Supplied material:
##############################

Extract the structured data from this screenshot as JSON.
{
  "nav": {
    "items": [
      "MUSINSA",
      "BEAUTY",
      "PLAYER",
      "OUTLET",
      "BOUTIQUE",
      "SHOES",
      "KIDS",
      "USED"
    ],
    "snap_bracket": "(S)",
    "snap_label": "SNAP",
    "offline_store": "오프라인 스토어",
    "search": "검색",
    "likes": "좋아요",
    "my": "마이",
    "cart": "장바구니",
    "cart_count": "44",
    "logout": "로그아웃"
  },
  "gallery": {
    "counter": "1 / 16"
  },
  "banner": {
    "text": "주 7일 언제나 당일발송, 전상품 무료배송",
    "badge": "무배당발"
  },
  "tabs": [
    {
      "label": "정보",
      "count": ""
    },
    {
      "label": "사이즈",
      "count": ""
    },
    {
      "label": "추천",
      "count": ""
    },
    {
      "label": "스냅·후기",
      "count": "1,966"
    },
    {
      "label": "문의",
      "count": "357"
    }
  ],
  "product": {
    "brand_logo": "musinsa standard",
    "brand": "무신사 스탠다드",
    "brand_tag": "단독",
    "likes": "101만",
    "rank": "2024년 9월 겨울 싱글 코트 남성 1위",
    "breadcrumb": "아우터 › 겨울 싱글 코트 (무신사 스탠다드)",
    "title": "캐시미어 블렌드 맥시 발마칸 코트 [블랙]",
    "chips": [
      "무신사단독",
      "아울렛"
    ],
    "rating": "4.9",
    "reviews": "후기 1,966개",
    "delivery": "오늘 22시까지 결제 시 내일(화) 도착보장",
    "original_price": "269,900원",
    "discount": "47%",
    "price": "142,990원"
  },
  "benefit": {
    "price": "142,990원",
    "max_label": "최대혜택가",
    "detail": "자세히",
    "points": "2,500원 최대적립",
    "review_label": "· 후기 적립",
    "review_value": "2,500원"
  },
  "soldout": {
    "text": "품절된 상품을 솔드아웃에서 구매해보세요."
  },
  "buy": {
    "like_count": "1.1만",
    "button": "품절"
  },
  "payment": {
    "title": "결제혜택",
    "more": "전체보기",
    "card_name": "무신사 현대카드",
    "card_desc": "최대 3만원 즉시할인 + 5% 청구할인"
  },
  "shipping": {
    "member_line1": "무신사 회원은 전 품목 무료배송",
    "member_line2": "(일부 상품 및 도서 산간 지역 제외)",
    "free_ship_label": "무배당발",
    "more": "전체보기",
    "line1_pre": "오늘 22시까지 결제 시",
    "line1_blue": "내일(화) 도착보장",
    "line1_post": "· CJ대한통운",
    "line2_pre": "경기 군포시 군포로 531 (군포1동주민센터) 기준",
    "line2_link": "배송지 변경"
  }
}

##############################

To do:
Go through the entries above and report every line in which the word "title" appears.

Your response:
    "title": "캐시미어 블렌드 맥시 발마칸 코트 [블랙]",
    "title": "결제혜택",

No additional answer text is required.